During the short time I had been ringing bells, my impression was that ringers in general like a challenge, get a thrill out of solving math equations and the like. I knew that was not me, so what was my reason and love of it? I responded, “I wanted to be part of the worship at the Church of the Transfiguration and I thought what a privilege it would be to proclaim either before or after a service with the ringing of bells.”
That sounded like a special way to serve, but little did I know what was involved in becoming a proficient change-ringer. I’ve begun to learn again how God takes my tiny seed of obedience, and blesses me mightily. I have grown to love participating in the bell ringing because it’s not only an integral part of the worship but it’s a “team” sport where we all work together to create something beautiful for visitors to enjoy. I couldn’t have explained exactly why I wanted to ring the bells, but in doing it God has opened the door for some very unexpected blessings. Through ringing the bells, God has truly brought joy to my life.

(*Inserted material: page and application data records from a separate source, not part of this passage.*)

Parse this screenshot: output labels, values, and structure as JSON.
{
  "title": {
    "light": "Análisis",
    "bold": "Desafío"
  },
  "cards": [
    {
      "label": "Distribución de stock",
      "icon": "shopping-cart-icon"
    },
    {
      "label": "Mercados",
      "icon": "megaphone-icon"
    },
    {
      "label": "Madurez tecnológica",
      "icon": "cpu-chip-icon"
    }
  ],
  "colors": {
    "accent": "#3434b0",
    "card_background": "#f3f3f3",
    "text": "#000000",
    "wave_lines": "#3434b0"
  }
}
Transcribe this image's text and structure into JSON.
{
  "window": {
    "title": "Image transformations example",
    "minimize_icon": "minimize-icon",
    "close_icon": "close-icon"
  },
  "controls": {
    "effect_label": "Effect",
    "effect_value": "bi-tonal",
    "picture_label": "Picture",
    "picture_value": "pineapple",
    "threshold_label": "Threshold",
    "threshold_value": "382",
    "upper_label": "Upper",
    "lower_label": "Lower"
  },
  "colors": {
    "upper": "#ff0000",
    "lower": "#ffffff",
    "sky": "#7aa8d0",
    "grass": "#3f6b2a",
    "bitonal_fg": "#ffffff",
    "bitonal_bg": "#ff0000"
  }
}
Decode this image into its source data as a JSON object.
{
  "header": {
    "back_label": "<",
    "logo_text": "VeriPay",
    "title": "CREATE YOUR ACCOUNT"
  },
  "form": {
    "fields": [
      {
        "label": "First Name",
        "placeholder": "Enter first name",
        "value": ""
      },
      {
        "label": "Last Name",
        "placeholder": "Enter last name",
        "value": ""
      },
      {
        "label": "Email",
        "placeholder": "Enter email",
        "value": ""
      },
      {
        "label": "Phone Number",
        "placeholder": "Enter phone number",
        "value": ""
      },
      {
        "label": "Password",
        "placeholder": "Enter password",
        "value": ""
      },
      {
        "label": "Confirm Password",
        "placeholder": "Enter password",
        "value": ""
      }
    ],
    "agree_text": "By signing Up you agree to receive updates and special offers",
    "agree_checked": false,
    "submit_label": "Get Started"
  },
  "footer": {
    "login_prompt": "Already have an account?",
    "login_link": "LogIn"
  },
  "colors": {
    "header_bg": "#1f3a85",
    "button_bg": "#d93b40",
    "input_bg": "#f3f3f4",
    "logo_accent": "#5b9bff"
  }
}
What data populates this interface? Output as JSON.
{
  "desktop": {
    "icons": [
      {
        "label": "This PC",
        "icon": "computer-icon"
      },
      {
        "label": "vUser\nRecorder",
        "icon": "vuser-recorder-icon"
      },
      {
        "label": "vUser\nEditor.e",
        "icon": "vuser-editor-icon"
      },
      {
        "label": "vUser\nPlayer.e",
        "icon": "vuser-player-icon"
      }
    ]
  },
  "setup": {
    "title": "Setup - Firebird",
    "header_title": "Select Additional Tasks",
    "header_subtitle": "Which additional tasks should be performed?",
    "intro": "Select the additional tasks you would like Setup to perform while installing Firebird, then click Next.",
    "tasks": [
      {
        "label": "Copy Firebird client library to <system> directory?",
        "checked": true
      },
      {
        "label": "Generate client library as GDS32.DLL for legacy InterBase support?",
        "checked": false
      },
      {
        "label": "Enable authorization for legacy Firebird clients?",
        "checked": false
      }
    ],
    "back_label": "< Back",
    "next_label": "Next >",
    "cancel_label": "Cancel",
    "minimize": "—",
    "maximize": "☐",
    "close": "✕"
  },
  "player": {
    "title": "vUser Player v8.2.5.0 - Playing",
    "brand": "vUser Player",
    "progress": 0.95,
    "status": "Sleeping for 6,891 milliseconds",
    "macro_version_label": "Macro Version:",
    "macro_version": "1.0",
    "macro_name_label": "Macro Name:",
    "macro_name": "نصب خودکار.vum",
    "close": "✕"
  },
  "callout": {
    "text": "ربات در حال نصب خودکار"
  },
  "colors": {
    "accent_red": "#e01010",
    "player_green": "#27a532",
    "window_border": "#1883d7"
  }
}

By Faithful Finch
A couple of weeks ago, I got stopped for speeding. I was so caught up in my thoughts of what I needed to accomplish and the happenings that had just occurred, that when I saw the lights on the police car, I thought he was going after someone else!
The humorous thing about it, is that the Lord had just been speaking to me about living in the present. I had been reading the scripture where Jesus was teaching in the house, and it was so crowded, no one else could get in the door. A paralyzed man had friends who cared about him so much that they decided to find another way to get him to Jesus. They dug a hole in the roof and lowered him down.
Jesus stopped everything he was doing, and made time for the man in need. That was the present need, and Jesus wasn’t concerned about anything else.
I miss the present because I’m either caught up in the past or worried about the future.
I didn’t get a ticket from the police that day, or even a warning, but I did receive a lesson.
By Sr. Nun Other
Someone wants to trade a handful of change for a dollar bill. You say yes and he hands you 100 pennies. Or 4 quarters, 10 dimes, 20 nickels. Doesn’t really matter. Although the value is equal, it’s not the same and never will be. Maybe you loved that dollar bill. It was the first you ever made or a gift from your grandmother. You know it’s too late but you want it back. Now.
How do we reconcile the feelings that come with change? Especially when it’s an uninvited addition to our journey. I humbly offer some still-working-on thoughts: Step 1, admit you’ve lost something comfortable and familiar; Step 2, face that the present is now the past; Step 3, don’t pretend to like it; Step 4, accept its necessity and inevitability; Step 5, acknowledge God loves you and pray for an infusion of hope. Whatever your change is, it needs time to unfold and define itself. Be patient, be kind to yourself and others, and grateful to God for forward motion.